Your copy should run exactly from the line containing "Enumerate this screenshot's" to the last line of the entries below, and it should include no pictures.

******

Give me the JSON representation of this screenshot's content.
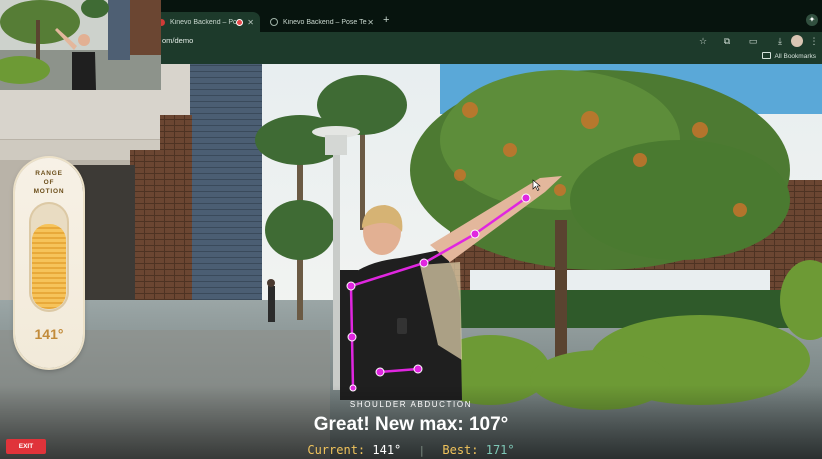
{
  "browser": {
    "tabs": [
      {
        "label": "Kinevo Backend – Pose S",
        "active": true
      },
      {
        "label": "Kinevo Backend – Pose Test",
        "active": false
      }
    ],
    "new_tab_symbol": "+",
    "url": "om/demo",
    "bookmarks_label": "All Bookmarks"
  },
  "rom_gauge": {
    "title_line1": "RANGE",
    "title_line2": "OF",
    "title_line3": "MOTION",
    "value": "141°",
    "fill_fraction": 0.82
  },
  "hud": {
    "exercise": "SHOULDER ABDUCTION",
    "message": "Great! New max: 107°",
    "current_label": "Current:",
    "current_value": "141°",
    "divider": "|",
    "best_label": "Best:",
    "best_value": "171°"
  },
  "exit_label": "EXIT",
  "colors": {
    "skeleton": "#e026e0",
    "gauge_fill": "#f6c35a",
    "exit": "#e0333a",
    "best": "#7ec7b6",
    "label": "#f0c35c"
  }
}
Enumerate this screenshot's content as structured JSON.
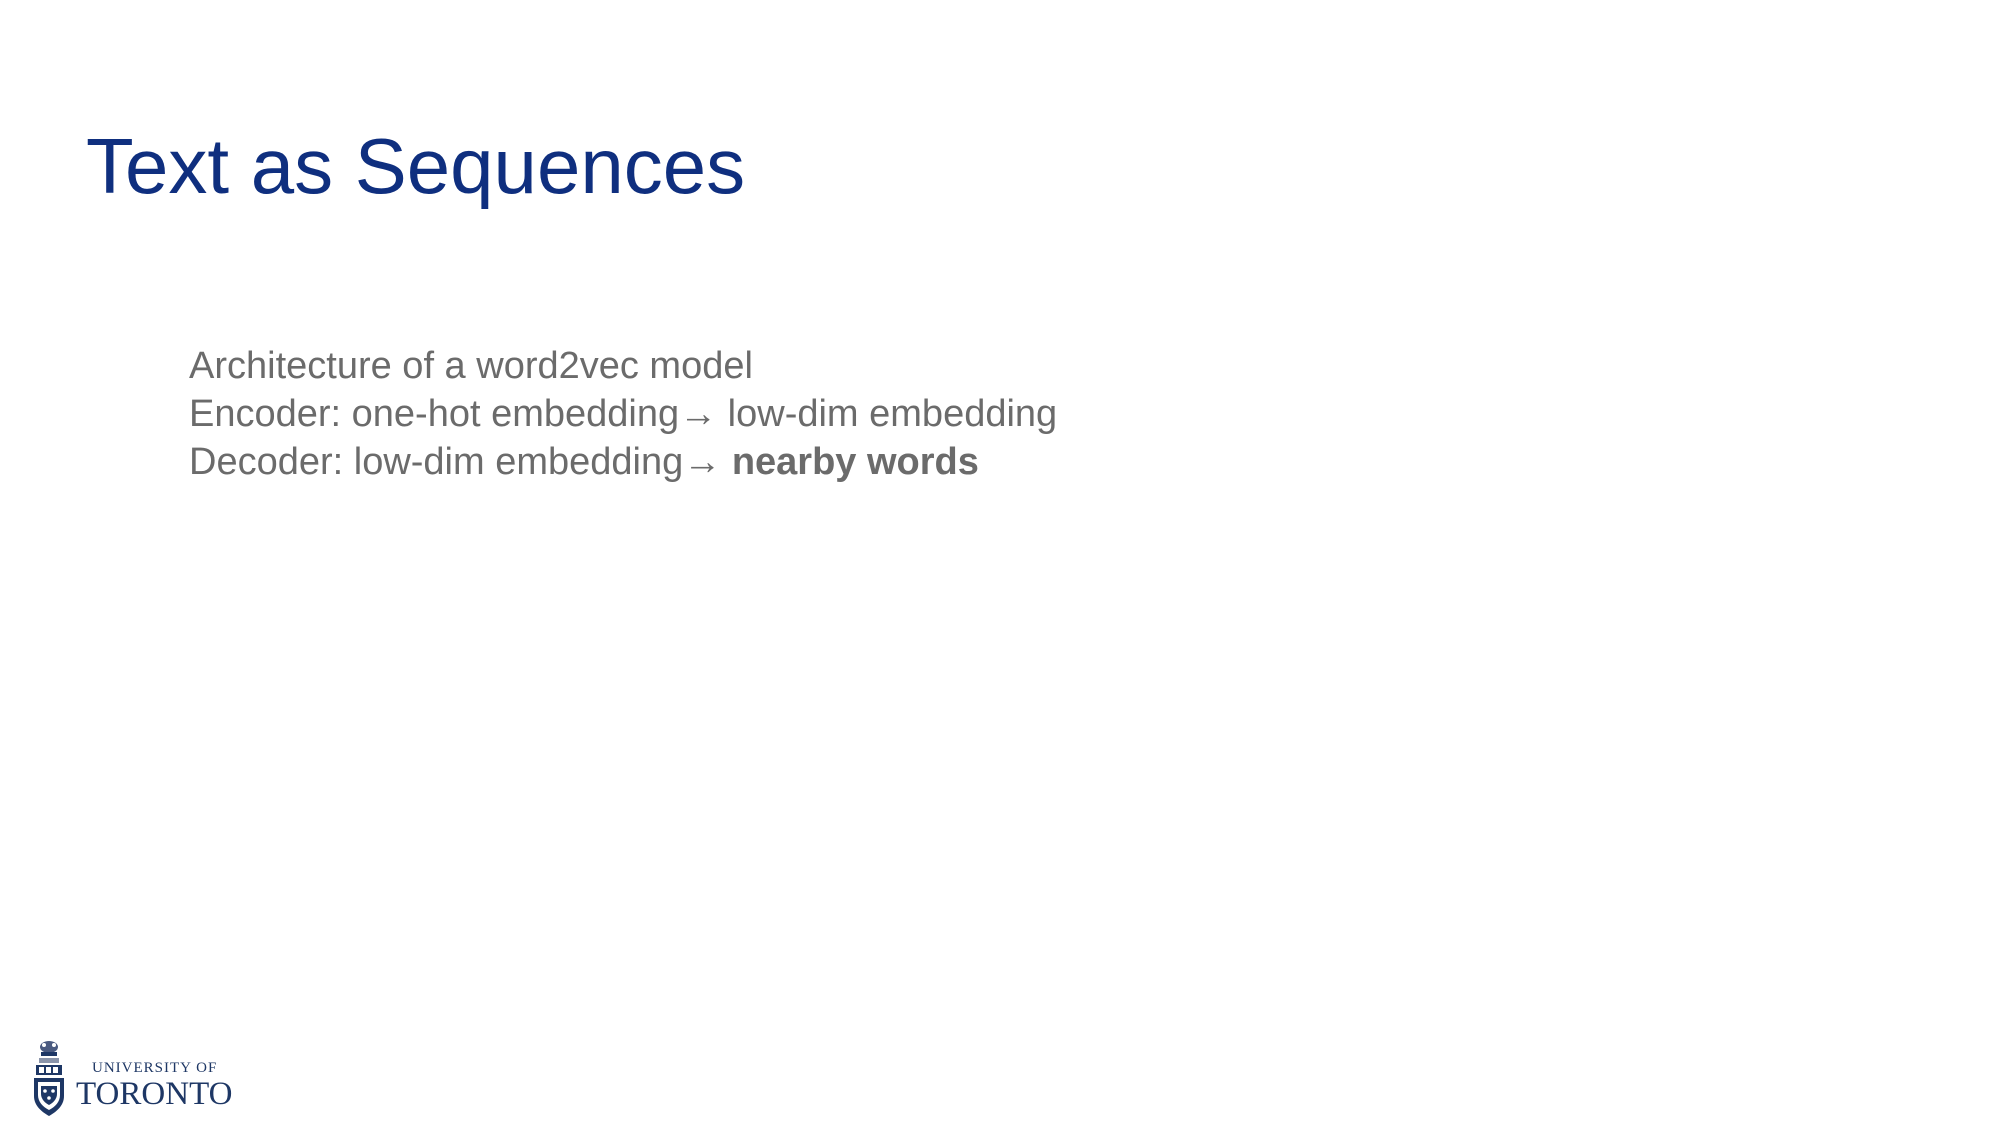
{
  "slide": {
    "title": "Text as Sequences",
    "lines": [
      {
        "text": "Architecture of a word2vec model"
      },
      {
        "text": "Encoder: one-hot embedding→ low-dim embedding"
      },
      {
        "text": "Decoder: low-dim embedding→ ",
        "strong": "nearby words"
      }
    ]
  },
  "logo": {
    "line1": "UNIVERSITY OF",
    "line2": "TORONTO"
  },
  "colors": {
    "title": "#0f2f7f",
    "body": "#6b6b6b",
    "logo": "#1e3765"
  }
}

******

:: Answer to this exercise ::
Enumerate this screenshot's content as structured JSON.
{
  "slide": {
    "title": "Text as Sequences",
    "lines": [
      {
        "text": "Architecture of a word2vec model"
      },
      {
        "text": "Encoder: one-hot embedding→ low-dim embedding"
      },
      {
        "text": "Decoder: low-dim embedding→ ",
        "strong": "nearby words"
      }
    ]
  },
  "logo": {
    "line1": "UNIVERSITY OF",
    "line2": "TORONTO"
  },
  "colors": {
    "title": "#0f2f7f",
    "body": "#6b6b6b",
    "logo": "#1e3765"
  }
}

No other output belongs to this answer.